Baseball season is in full swing and the biggest news is from the concession stand.  Since Dillard’s BBQ, long-time Bulls game concessionaire, met its demise (well, mostly) in the offseason, my hometown Durham Bulls have brought in some new ‘cue.  Does the BBQ come from long-time Durham Bullock’s? Nope, they are only AA BBQ. Relative newcomer Backyard BBQ Pit? No again.  The Bulls have made the barbecue equivalent of signing a big name, albeit overhyped, free agent. “Now introducing, for your hometown Durham Bulls, our new barbecue vendor: The Pit restaurant from Raleigh, North Carolina!”  (Of course, soon enough The Pit will be from Durham too.)

I must say, at $6 for a sandwich The Pit’s ballpark barbecue is annoyingly overpriced like all ballpark concessions, but the ‘cue is a significant upgrade from Dillard’s.  To put it in baseball terms, the Dillard’s barbecue was like veteran pitcher Jamie Moyer: okay for five or six innings but not too special and likely to give you some heartburn before the game ended.  The Pit ain’t exactly Phillies ace Roy Halladay–maybe it’s Cole HAMels?–but it’s a big step up from Moyer: wood-cooked, good texture and generally capable of filling mealtime needs well into the late innings. (For the record, I’m not a Phillies fan and I’m not sure why I am using a convoluted Phils-centric analogy… deal with it.)

A picture of my too small, overpriced but fairly tasty The Pit barbecue sandwich is above. Note the crappy, from-a-plastic-container coleslaw, which is unforgivable. Still, better than an shriveled hot dog and a more than adequate representation of North Carolina barbecue; something we can be comfortable with the many out of town visitors to Bulls’ games tasting if it happens to be their first exposure to North Carolina barbecue.

Take me out to the DBAP,
Take me out with the crowd/
Buy me some peanuts and bar-b-q,
I’ll eat ’em both ’cause I’m the BBQ Jew/

Let me root, root, root for the D-Bulls,
If they don’t win it’s a shame/

For it’s one, two, three strikes, you’re out,
At the old ball game!


BBQ and Baseball

Barbecue and baseball are both great American traditions, but do the two have an intertwined history? A curious reader who shall remain nameless unless he’d like to be named asked me the following questions, which I was unable to answer (Bob Garner and John Shelton Reed were also stumped):

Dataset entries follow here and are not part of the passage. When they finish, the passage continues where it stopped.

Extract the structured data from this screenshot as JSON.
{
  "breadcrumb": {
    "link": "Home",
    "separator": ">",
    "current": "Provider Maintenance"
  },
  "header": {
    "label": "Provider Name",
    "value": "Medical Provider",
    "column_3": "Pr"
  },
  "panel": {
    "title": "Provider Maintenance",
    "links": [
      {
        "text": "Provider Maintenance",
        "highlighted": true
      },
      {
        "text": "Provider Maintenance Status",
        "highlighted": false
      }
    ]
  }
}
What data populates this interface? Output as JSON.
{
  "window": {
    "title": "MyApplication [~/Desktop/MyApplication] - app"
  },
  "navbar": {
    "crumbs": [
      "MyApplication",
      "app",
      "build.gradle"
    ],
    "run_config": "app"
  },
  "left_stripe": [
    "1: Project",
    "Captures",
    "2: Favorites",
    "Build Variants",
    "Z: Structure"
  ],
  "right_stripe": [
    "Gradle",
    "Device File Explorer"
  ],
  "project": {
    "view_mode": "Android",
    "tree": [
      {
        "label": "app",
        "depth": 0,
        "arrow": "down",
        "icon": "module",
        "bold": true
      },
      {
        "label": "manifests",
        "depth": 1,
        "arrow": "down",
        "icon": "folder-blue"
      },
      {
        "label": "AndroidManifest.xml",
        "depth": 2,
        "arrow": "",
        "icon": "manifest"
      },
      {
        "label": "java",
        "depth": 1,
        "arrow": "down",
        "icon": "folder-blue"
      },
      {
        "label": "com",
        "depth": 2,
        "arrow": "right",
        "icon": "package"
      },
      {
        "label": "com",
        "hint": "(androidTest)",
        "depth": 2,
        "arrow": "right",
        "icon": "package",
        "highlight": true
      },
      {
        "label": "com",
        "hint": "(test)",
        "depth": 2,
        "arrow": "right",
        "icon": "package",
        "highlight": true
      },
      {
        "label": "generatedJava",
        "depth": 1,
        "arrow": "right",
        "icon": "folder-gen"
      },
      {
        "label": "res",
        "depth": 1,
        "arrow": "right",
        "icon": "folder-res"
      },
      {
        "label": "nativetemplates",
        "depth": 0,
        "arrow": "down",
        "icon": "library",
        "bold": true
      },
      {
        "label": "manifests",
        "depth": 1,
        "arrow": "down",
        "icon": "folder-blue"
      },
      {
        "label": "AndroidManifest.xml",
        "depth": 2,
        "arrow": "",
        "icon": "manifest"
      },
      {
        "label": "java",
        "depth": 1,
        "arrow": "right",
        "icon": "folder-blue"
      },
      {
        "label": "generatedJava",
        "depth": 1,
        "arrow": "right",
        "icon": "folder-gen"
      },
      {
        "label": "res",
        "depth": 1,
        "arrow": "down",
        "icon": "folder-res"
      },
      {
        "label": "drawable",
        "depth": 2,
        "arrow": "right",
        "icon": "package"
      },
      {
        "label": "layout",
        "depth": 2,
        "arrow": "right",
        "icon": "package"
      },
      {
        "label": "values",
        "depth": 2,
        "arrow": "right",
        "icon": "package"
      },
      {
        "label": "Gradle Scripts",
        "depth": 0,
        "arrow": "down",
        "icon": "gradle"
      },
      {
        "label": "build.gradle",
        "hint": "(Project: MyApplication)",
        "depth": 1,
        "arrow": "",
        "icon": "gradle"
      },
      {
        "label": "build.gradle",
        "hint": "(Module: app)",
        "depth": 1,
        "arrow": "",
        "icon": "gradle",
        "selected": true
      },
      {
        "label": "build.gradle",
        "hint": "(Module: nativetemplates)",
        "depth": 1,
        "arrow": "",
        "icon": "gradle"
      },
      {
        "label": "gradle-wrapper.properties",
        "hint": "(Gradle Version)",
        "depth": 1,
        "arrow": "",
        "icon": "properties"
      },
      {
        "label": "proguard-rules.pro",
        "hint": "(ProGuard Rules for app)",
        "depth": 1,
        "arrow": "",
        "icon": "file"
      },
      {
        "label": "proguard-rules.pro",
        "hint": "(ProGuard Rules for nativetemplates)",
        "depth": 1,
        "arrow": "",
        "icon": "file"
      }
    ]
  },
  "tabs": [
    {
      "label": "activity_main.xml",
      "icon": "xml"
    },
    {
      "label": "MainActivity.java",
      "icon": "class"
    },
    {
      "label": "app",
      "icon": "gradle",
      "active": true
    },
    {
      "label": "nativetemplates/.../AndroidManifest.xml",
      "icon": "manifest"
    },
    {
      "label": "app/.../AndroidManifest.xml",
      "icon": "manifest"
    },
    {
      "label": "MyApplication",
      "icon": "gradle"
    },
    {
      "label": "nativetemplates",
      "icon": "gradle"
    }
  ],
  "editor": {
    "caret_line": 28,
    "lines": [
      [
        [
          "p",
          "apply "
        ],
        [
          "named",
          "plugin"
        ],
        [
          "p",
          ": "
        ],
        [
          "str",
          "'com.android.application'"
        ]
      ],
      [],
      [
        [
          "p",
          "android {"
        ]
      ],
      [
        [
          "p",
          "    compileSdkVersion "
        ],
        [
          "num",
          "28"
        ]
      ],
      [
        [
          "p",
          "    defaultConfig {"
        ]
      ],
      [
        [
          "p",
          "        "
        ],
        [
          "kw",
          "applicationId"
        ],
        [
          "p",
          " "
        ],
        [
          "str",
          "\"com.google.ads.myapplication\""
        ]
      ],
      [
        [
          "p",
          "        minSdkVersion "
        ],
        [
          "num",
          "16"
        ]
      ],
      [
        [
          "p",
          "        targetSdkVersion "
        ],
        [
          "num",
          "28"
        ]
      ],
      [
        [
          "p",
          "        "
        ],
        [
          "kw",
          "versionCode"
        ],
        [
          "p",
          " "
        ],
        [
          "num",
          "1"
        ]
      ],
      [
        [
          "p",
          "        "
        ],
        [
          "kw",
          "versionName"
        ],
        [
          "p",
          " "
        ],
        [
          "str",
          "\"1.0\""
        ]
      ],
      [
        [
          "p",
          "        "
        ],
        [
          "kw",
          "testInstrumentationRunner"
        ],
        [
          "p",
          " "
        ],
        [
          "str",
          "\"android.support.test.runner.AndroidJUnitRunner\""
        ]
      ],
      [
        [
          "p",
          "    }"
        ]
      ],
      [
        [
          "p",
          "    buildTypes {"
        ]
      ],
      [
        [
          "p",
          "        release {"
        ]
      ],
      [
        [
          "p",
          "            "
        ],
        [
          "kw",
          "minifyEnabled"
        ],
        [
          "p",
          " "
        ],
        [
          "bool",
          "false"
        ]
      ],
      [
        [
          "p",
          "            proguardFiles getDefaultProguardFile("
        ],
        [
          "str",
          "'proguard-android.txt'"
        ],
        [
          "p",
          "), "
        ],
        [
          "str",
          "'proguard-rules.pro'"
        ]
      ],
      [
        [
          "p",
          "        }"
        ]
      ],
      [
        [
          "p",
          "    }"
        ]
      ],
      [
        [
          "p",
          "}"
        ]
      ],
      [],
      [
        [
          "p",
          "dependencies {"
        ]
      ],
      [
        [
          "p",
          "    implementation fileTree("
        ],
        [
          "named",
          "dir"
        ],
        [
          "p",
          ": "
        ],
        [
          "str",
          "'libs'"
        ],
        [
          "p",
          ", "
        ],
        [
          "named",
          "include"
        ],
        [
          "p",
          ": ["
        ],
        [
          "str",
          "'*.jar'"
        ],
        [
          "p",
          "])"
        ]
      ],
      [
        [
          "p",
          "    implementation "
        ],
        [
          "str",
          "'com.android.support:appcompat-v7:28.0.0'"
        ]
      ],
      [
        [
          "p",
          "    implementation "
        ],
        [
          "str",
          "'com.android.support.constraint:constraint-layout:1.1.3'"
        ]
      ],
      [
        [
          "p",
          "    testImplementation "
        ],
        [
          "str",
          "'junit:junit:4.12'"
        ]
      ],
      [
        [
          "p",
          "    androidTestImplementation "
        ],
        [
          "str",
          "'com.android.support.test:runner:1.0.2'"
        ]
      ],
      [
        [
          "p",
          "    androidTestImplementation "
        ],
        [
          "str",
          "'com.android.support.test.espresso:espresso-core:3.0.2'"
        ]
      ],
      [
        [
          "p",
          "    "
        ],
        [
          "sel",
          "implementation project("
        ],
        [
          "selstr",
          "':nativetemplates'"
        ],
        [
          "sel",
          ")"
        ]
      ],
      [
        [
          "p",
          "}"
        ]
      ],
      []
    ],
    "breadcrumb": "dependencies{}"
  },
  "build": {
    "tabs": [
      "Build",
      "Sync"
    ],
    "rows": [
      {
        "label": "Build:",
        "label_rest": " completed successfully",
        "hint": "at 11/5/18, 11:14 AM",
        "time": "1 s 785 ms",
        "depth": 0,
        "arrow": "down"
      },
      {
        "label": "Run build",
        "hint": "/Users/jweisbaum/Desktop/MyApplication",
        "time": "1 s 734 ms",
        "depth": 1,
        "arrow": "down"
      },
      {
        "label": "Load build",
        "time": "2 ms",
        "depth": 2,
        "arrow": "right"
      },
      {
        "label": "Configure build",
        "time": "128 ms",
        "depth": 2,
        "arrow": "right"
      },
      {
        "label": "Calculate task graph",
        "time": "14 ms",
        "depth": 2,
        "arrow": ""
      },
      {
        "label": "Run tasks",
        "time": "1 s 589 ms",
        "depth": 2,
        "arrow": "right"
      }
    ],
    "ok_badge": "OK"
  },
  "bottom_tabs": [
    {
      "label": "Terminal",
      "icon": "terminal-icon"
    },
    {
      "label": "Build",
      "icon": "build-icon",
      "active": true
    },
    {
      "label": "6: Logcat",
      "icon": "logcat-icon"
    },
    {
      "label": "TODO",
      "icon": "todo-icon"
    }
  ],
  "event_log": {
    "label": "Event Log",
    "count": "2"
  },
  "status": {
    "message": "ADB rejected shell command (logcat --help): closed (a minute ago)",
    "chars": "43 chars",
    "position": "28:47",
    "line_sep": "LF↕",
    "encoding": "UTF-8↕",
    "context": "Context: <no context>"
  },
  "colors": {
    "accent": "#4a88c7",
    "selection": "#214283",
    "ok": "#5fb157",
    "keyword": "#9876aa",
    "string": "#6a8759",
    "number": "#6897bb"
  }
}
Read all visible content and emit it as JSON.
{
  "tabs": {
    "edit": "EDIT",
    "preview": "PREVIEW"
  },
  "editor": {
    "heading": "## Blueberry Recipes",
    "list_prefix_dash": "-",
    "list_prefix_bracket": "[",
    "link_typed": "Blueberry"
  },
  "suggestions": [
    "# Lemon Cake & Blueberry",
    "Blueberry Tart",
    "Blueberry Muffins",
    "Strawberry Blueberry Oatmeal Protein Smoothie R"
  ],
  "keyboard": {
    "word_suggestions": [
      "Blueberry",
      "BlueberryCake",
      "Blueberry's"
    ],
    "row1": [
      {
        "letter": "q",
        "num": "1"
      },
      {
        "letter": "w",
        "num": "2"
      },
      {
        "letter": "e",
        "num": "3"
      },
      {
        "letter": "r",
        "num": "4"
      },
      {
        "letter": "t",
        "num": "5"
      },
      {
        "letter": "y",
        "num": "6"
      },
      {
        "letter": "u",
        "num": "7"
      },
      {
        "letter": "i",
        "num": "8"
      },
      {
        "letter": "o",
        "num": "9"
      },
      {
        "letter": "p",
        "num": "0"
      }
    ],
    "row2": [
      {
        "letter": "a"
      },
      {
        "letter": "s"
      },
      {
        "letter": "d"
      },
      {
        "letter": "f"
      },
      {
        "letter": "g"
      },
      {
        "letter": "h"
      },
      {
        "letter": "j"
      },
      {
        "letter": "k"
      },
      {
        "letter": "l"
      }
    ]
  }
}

Do you know if BBQ was ever served during baseball games throughout North Carolina for any of the minor league farm teams?

Is there any historical connection between barbecue and baseball in North Carolina, that you know of?

It seems logical to assume that ballparks in Winston-Salem, Greensboro, Kinston, Burlington, and the like had BBQ at their concessions stands at some point. However, I’m only familiar with the relatively recent history of soon-to-be extinct (tune in Friday) Dillard’s BBQ in Durham offering food at the Durham Bulls’ concessions.  Any readers know of additional BBQ-baseball connections in NC?

Super Bowl XLV Prediction

[Editor’s note: This post was originally scheduled to run one week ago but was  embargoed until today due to a dispute with Fox Sports that has since been resolved in’s favor.  Please accept our sincere apologies for the delay, as we fully understand that sports reporting is time sensitive and it would have been more desirable for this post to run as originally scheduled.]

What better day of the year to eat barbecue (ribs especially) than Super Bowl Sunday?  And what better pre-game activity than guessing the winner and final score?  Both the Packers and Steelers had impressive seasons and have earned their berths in the big game. Pittsburgh and Green Bay appear on paper to be evenly matched, but only one team can win. That team? My not so well educated prediction follows.

I predict that the first half of the game will be surprisingly one sided, with the Packers controlling the action on both sides of the ball and jumping out to a 21-3 lead, before the Steelers score a touchdown with a few seconds left to go into halftime down 21-10.  In the second half, the Steelers will strike quickly to cut the Packers’ lead to 21-17.  In the end though, I predict the Packers will prevail over the Steelers 31-25. Will it pan out like that? Only time will tell, so tune in on Sunday to find out.

Whatever the final score, I just hope it’s a good game this year.  What’s your prediction?